Already famous from his days as an Old West lawman, gambler, and gunfighter in Tombstone, Wyatt Earp’s reputation—along with that of his brother Virgil—followed him to central Nevada, complicating chances at a quieter life. Although they were a little too late to hit paydirt during the region’s mining boom, during the few years they spent here in the early 1900s, the Earp brothers managed to scrape out an honest living, as well as leave a few lasting tales along the way.
Not all historians sanction it, but local lore places Wyatt behind the bar of the Mizpah Hotel’s saloon for a time.
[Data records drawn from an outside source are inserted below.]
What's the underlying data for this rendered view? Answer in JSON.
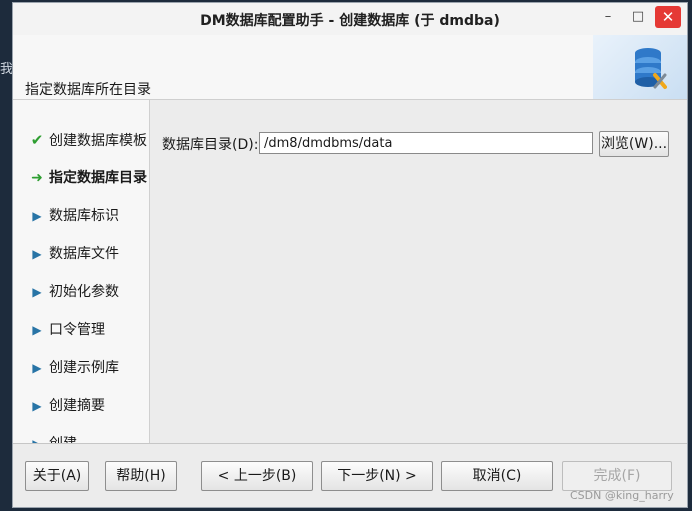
{
  "desktop": {
    "glyph": "我"
  },
  "window": {
    "title": "DM数据库配置助手 - 创建数据库 (于 dmdba)",
    "controls": {
      "minimize": "–",
      "maximize": "□",
      "close": "✕"
    }
  },
  "header": {
    "label": "指定数据库所在目录",
    "icon": "database-settings-icon"
  },
  "nav": {
    "items": [
      {
        "label": "创建数据库模板",
        "state": "done",
        "mark": "✔"
      },
      {
        "label": "指定数据库目录",
        "state": "current",
        "mark": "➜"
      },
      {
        "label": "数据库标识",
        "state": "pending",
        "mark": "▶"
      },
      {
        "label": "数据库文件",
        "state": "pending",
        "mark": "▶"
      },
      {
        "label": "初始化参数",
        "state": "pending",
        "mark": "▶"
      },
      {
        "label": "口令管理",
        "state": "pending",
        "mark": "▶"
      },
      {
        "label": "创建示例库",
        "state": "pending",
        "mark": "▶"
      },
      {
        "label": "创建摘要",
        "state": "pending",
        "mark": "▶"
      },
      {
        "label": "创建",
        "state": "pending",
        "mark": "▶"
      }
    ]
  },
  "form": {
    "dir_label": "数据库目录(D):",
    "dir_value": "/dm8/dmdbms/data",
    "browse": "浏览(W)..."
  },
  "footer": {
    "about": "关于(A)",
    "help": "帮助(H)",
    "prev": "< 上一步(B)",
    "next": "下一步(N) >",
    "cancel": "取消(C)",
    "finish": "完成(F)"
  },
  "watermark": "CSDN @king_harry"
}
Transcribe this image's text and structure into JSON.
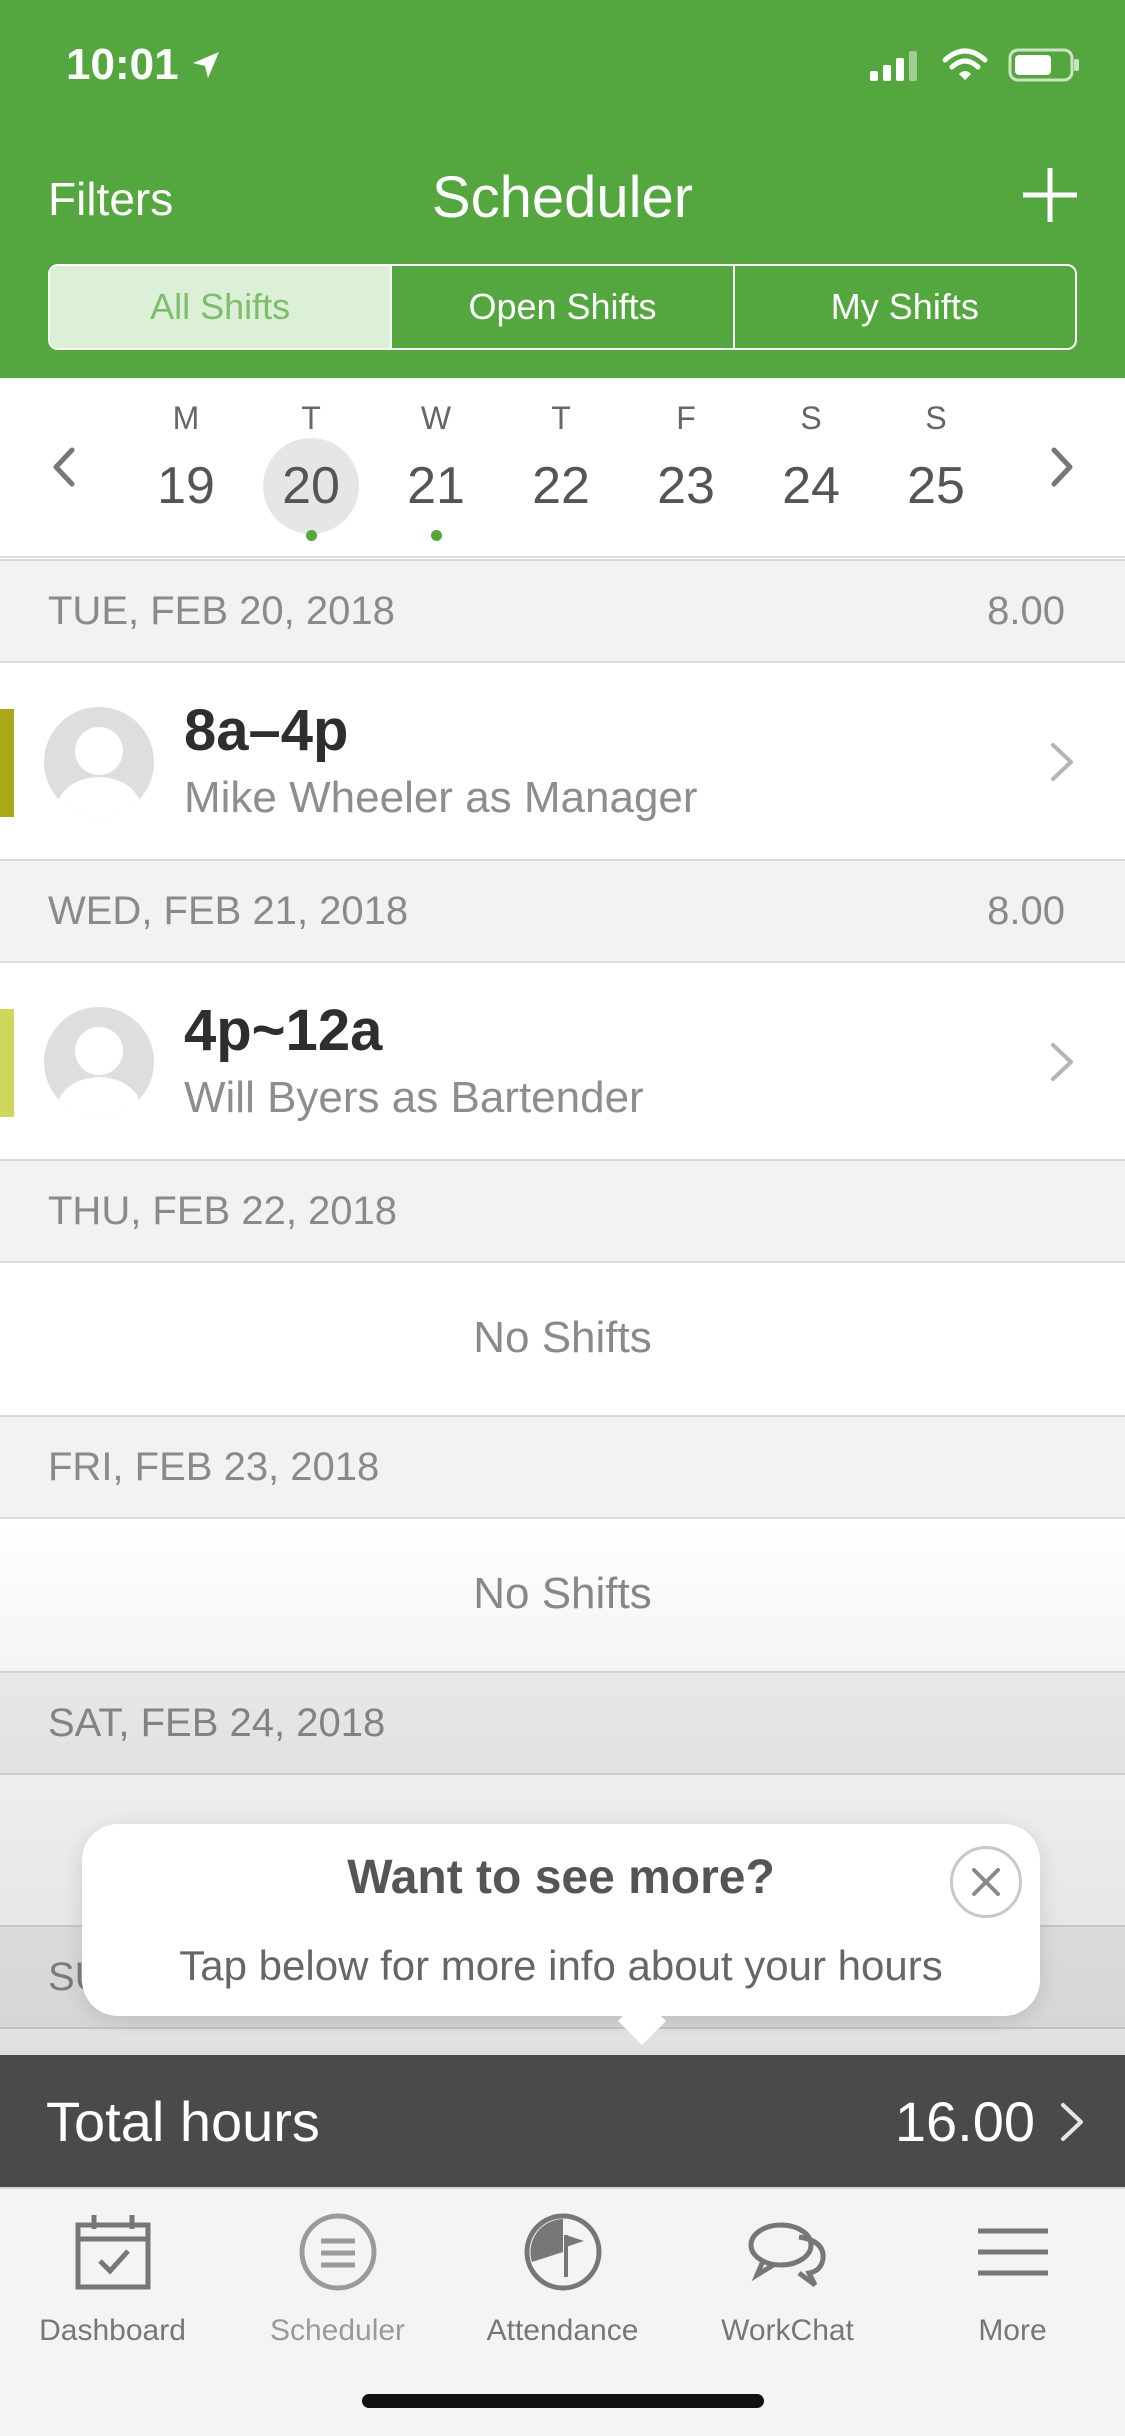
{
  "status_bar": {
    "time": "10:01"
  },
  "nav": {
    "left": "Filters",
    "title": "Scheduler",
    "add_icon": "plus-icon"
  },
  "segments": [
    {
      "label": "All Shifts",
      "selected": true
    },
    {
      "label": "Open Shifts",
      "selected": false
    },
    {
      "label": "My Shifts",
      "selected": false
    }
  ],
  "week": {
    "days": [
      {
        "letter": "M",
        "num": "19",
        "selected": false,
        "dot": false
      },
      {
        "letter": "T",
        "num": "20",
        "selected": true,
        "dot": true
      },
      {
        "letter": "W",
        "num": "21",
        "selected": false,
        "dot": true
      },
      {
        "letter": "T",
        "num": "22",
        "selected": false,
        "dot": false
      },
      {
        "letter": "F",
        "num": "23",
        "selected": false,
        "dot": false
      },
      {
        "letter": "S",
        "num": "24",
        "selected": false,
        "dot": false
      },
      {
        "letter": "S",
        "num": "25",
        "selected": false,
        "dot": false
      }
    ]
  },
  "sections": [
    {
      "date": "TUE, FEB 20, 2018",
      "hours": "8.00"
    },
    {
      "date": "WED, FEB 21, 2018",
      "hours": "8.00"
    },
    {
      "date": "THU, FEB 22, 2018",
      "hours": ""
    },
    {
      "date": "FRI, FEB 23, 2018",
      "hours": ""
    },
    {
      "date": "SAT, FEB 24, 2018",
      "hours": ""
    },
    {
      "date": "SU",
      "hours": ""
    }
  ],
  "shifts": [
    {
      "time": "8a–4p",
      "person": "Mike Wheeler as Manager",
      "color": "#a8a818"
    },
    {
      "time": "4p~12a",
      "person": "Will Byers as Bartender",
      "color": "#cfd65c"
    }
  ],
  "empty_text": "No Shifts",
  "tooltip": {
    "title": "Want to see more?",
    "body": "Tap below for more info about your hours"
  },
  "total": {
    "label": "Total hours",
    "value": "16.00"
  },
  "tabs": [
    {
      "label": "Dashboard",
      "icon": "calendar-check-icon"
    },
    {
      "label": "Scheduler",
      "icon": "list-circle-icon",
      "active": true
    },
    {
      "label": "Attendance",
      "icon": "clock-flag-icon"
    },
    {
      "label": "WorkChat",
      "icon": "chat-bubbles-icon"
    },
    {
      "label": "More",
      "icon": "hamburger-menu-icon"
    }
  ],
  "colors": {
    "brand_green": "#54a63e",
    "segment_selected_bg": "#dcefd7",
    "total_bar": "#4a4a4a"
  }
}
Today, you can still bask in its 1900s decadence and enjoy a great cocktail, or learn about all the things that really did happen in the “Queen of the Silver Camps” among the fascinating indoor and outdoor exhibits of the Central Nevada Museum.
One saloon where an Earp was verifiably on the payroll was the National Club, where Virgil was named a “Special Officer”—basically, a glorified bouncer. Even at age 62 and with only one functional arm, the 6-foot-2-inch man made a good peacekeeper, probably with a little help from, as the local paper put it, his imposing pedigree as “one of the famous family of gunologists.” The National is history now, but you can still raise a glass to the Earps among the movie-quality ambiance of the town’s Mozart Tavern and the Santa Fe Saloon—two original elixir emporiums the brothers surely patronized.
- Julia C. Bulette – Nevada’s Most Beloved Madam
Julia Bulette was born in London and raised in New Orleans—although as a placard in Virginia City’s Delta Saloon explains, in those days, it was “more popular” for women of her profession “to be French.” (The profession we refer to, of course, being the world’s oldest.) In the early 1860s, the Comstock Lode attracted hordes of miners, along with opportunists to supply them with goods and services. Bulette was among the first of her kind in that latter category. Despite prevailing attitudes of the time—including in Western towns—Bulette captured the community’s adoration and is still celebrated, today.
Cruise to the Liberty Engine Company #1 State Firemen’s Museum to check out authentic 19th-century firefighting equipment, much of which Bulette would have encountered in her time as an honorary member of the company, a title she earned by responding to many of the town’s fires, working the brakes on hand pumpers, and nursing the community’s ill. Then bed down in the Cobb Mansion B&B’s Julia Bulette Room, adorned with reddish hues and a canopy bed. The proprietors like to emphasize that this room is just a tribute, rather than the room where Bulette was murdered in 1867—a tragic event that prompted the highly unusual gesture of the city’s mines, mills, and saloons to close for a day of mourning, followed by the largest funeral procession Virginia City had ever had or has since. Even the Virginia & Truckee Railroad, which you can still ride today, named a club coach after her.
For a good, clean, fun way to get your hands on some Julia Bulette history, head to Goldfield’s Santa Fe Saloon, where Bulette’s original bathtub has been on display for decades. (Yes, you can hop in and take a photo.)
Members of the editorial and news staff of the Las Vegas Review-Journal were not involved in the creation of this content.